The netizen feels terrified of being monitored by the government at every moment and is afraid of saying “wrong things” and be taken into custody. He said that the authorities’ actions show that keeping people silent is more important than anything else.
Detained by authorities for altering a slogan
In late September 2018, a resident of a village under the jurisdiction of Jiujiang city in southeast China’s Jiangxi Province saw the slogan “Do not engage in wishful thinking; do not covet money allocated for alleviating poverty” written on the wall of a village’s ancestral home – a shrine where villagers offer sacrifices to their ancestors. Believing that ordinary people would never covet money from the government, and that these words should be directed at government officials, he decided to paint over some characters making up the slogan, changing its meaning into “Engage in wishful thinking; covet money allocated for alleviating poverty” as a way to satirize the government.
Someone took a photo of the altered slogan and posted it on WeChat. In February 2019, the villager was summoned to the local police station for interrogation and was later detained for five days for “the crime of altering a slogan.”
Afterward, a local village official said, “The person who painted over those two words will always have a blemish [on his record]. In the future, if he makes the same mistake as someone else, for which the other person is imprisoned for one year, he will be imprisoned for two years.
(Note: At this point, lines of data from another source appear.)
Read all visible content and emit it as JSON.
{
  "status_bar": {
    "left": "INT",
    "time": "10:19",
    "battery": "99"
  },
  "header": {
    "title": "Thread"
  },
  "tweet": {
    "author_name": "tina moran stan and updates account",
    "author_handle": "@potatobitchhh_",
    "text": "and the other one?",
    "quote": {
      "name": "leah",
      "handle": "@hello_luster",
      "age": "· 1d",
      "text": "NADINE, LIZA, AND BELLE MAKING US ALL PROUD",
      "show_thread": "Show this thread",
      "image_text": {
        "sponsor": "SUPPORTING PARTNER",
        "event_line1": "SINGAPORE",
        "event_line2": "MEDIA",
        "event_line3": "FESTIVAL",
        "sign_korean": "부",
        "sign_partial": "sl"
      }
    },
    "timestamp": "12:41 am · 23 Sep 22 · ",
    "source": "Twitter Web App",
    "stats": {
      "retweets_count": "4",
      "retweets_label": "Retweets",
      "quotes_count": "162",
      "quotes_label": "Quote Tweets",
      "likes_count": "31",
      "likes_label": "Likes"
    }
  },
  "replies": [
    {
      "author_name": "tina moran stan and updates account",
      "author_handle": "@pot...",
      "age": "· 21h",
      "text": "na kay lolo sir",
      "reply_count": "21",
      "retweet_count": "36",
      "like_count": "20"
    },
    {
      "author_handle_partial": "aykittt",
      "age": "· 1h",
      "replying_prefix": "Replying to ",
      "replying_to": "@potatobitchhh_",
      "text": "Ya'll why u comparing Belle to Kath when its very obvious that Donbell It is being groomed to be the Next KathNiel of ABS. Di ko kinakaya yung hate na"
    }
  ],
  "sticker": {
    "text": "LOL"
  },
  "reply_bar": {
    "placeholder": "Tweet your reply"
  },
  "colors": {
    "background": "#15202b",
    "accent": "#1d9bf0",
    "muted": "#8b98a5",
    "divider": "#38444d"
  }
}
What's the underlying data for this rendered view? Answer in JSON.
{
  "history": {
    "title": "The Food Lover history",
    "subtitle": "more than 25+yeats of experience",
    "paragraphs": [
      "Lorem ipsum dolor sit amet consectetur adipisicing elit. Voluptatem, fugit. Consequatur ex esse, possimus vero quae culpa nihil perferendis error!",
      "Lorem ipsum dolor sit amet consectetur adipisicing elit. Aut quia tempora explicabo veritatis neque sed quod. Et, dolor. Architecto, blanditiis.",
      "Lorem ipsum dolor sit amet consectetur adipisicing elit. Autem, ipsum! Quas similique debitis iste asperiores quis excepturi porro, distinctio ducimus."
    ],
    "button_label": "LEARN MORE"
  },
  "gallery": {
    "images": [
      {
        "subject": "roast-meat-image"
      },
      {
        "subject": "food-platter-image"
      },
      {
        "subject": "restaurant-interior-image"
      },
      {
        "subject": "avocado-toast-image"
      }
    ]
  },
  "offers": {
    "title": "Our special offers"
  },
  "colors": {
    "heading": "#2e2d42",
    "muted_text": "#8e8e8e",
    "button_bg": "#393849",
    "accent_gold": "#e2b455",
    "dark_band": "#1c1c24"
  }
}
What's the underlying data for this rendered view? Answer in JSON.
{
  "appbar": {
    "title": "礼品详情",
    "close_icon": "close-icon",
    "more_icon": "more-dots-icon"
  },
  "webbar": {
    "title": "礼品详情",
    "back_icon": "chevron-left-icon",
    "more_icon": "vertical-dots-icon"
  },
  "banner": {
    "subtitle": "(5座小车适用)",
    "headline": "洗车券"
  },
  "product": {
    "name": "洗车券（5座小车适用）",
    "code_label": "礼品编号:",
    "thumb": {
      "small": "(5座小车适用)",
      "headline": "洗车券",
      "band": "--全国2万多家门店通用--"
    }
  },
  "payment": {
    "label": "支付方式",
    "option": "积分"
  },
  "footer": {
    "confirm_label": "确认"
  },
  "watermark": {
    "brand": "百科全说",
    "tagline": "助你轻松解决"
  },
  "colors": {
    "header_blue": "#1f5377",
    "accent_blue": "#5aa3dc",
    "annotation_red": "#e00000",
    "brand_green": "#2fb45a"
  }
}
In addition, the person’s children will face difficulties if they want to take university entrance exams, join the Party, or serve in the army.”
One elderly villager lamented that this is reminiscent of the Cultural Revolution, when, if you said just one thing wrong, the CCP would denounce, humiliate, and torture you in public.